TOKYO - Japan has acknowledged a high-level secret meeting with China this month aimed at improving bilateral relations strained by a territorial row, but no headway has been made, Kyodo News reported yesterday.
"It is true Japan and China have dialogues and communications at various levels," Japanese Chief Cabinet Secretary Yoshihide Suga told a press conference when asked about news reports that a senior official of the Chinese Foreign Ministry's Asian Affairs Department secretly visited Japan early this month for talks with Japanese officials.
A high-ranking official from the Japanese Foreign Ministry attended the meeting, but Mr Suga declined to say what the two sides discussed.
During the trip, the Chinese official attempted to make progress towards summit talks between the two sides, Kyodo said, quoting sources close to Japan-China relations.
But the talks failed to make any headway, the sources added, saying it was uncertain whether the officials would meet again.

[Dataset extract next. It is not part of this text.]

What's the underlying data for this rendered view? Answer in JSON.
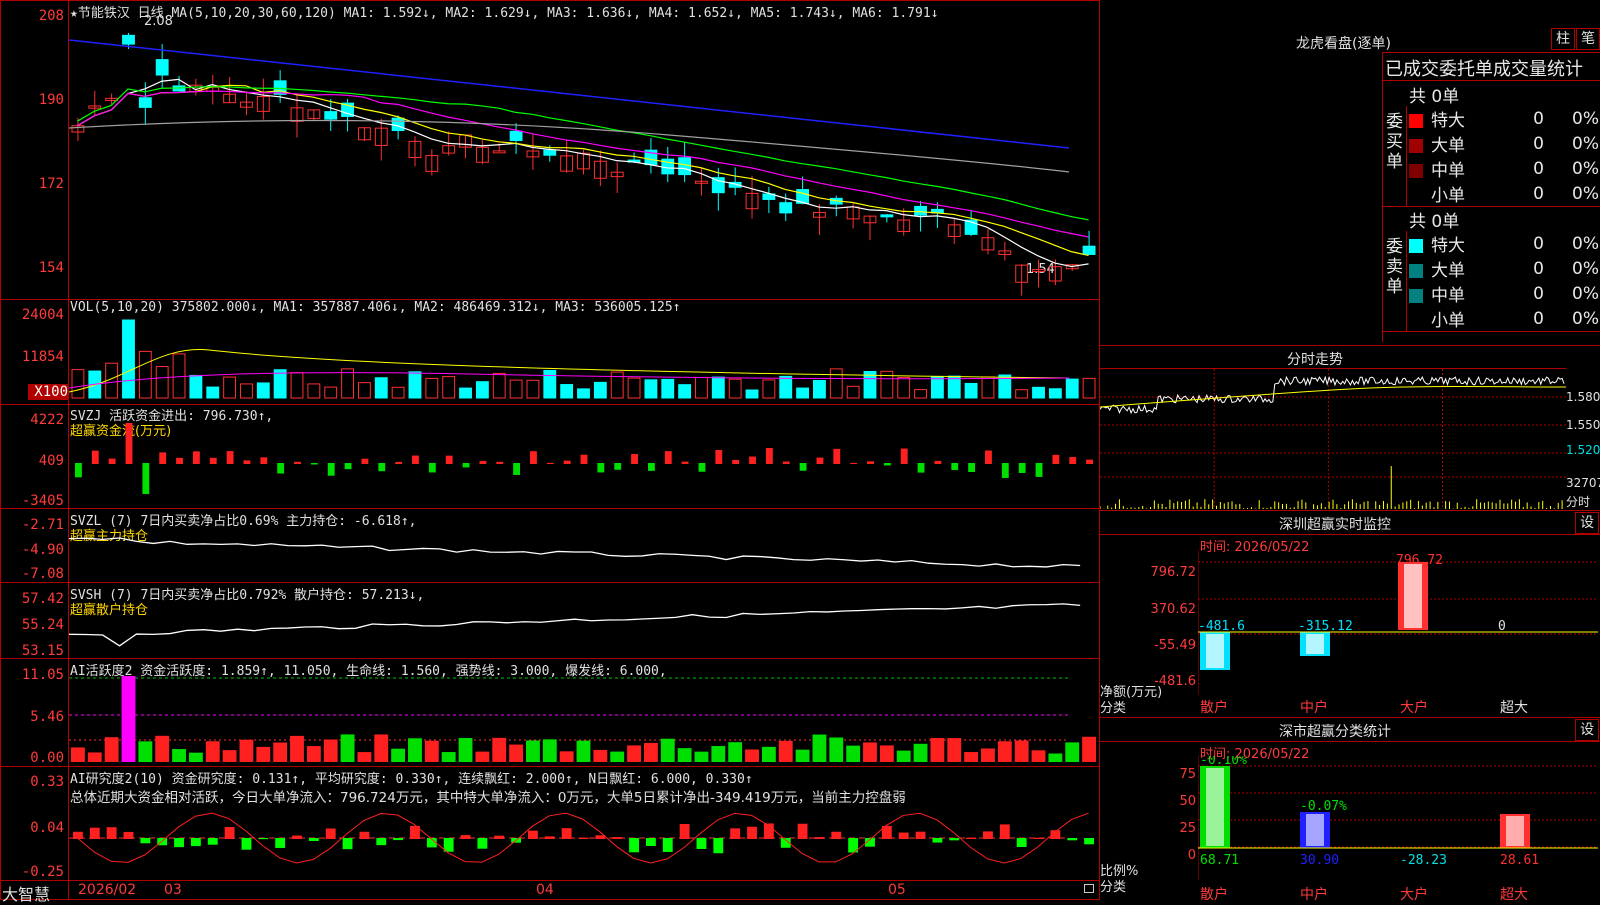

"At this moment, circumstances don't allow Japan and China room to approach one another for a summit. The two countries have a major gap in perception," Kyodo reported, quoting an unnamed source.
Tokyo-Beijing ties took a nosedive in September last year after Japan purchased three of five uninhabited islets - known as Senkaku in Japan and Diaoyu in China - from private Japanese owners.
Since then, China has routinely sent patrol ships into waters near the chain in the East China Sea to challenge Japan's control.
During the meeting, China refuted Japan's position that the islets are an integral part of its territory and no territorial dispute exists, Japanese media reported, citing an unidentified Chinese official.
Tensions over the islets have prevented the two countries from holding a summit and other forms of high-level political exchange.
Japanese Prime Minister Shinzo Abe managed a brief encounter and shook the hand of Chinese President Xi Jinping last week on the sidelines of an Asia-Pacific summit in Indonesia.
But China rejected a formal sit-down meeting between them due to the island dispute.
Mr Abe has not held formal talks with Chinese and South Korean leaders since taking office last December.
Tokyo also has a dispute with Seoul over a group of South Korea-controlled isles.
The legacy of Japan's 20th century wartime aggression has also been souring Tokyo's ties with the neighbours.